App and web page records:
○ ○ ○
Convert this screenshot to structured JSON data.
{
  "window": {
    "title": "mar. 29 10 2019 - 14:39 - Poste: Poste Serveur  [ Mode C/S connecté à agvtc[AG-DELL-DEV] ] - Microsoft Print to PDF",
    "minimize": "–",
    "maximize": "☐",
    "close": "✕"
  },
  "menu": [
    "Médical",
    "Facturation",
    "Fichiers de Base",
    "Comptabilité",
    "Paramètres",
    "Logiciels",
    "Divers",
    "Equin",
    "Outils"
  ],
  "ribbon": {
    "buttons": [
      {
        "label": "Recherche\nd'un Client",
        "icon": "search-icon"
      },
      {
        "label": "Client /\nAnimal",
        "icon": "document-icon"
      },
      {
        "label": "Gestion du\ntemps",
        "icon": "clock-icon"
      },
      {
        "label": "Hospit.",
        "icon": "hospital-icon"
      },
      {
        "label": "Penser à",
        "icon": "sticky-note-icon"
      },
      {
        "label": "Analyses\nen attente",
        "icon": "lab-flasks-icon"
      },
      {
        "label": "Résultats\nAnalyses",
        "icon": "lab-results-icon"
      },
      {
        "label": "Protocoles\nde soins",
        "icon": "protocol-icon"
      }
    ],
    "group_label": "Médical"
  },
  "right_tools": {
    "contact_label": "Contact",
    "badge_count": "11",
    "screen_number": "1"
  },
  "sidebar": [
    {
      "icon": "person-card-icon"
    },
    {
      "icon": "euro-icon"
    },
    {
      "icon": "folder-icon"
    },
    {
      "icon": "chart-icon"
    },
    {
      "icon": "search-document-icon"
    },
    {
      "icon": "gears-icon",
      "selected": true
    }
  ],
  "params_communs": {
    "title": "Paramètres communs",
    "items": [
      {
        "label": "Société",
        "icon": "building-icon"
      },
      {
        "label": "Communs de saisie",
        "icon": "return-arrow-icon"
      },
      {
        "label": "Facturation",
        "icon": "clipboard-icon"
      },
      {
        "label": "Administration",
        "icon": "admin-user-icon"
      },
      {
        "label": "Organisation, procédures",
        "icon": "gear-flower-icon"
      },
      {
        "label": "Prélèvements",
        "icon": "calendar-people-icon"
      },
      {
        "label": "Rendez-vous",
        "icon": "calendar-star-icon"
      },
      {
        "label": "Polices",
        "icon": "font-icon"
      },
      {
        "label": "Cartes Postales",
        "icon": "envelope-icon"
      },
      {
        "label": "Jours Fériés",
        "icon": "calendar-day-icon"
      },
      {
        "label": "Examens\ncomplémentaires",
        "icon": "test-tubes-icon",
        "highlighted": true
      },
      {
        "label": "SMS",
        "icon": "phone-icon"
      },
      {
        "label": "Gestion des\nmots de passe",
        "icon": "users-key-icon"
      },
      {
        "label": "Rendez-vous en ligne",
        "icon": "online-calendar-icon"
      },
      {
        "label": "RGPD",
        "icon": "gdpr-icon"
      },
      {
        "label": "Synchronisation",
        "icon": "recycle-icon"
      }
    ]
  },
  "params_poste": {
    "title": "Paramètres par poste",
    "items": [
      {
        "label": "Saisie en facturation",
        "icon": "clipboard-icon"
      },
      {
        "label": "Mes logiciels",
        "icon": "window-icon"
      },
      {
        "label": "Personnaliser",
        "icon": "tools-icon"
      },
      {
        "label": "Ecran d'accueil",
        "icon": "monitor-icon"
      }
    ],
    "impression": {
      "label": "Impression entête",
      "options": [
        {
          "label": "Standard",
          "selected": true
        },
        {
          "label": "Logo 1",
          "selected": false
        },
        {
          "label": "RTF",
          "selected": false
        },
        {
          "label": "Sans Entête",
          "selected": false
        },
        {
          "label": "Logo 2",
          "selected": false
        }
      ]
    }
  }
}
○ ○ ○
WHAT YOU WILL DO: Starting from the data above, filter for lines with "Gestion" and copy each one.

EXERCISE SOLUTION:
        "label": "Gestion du\ntemps",
        "label": "Gestion des\nmots de passe",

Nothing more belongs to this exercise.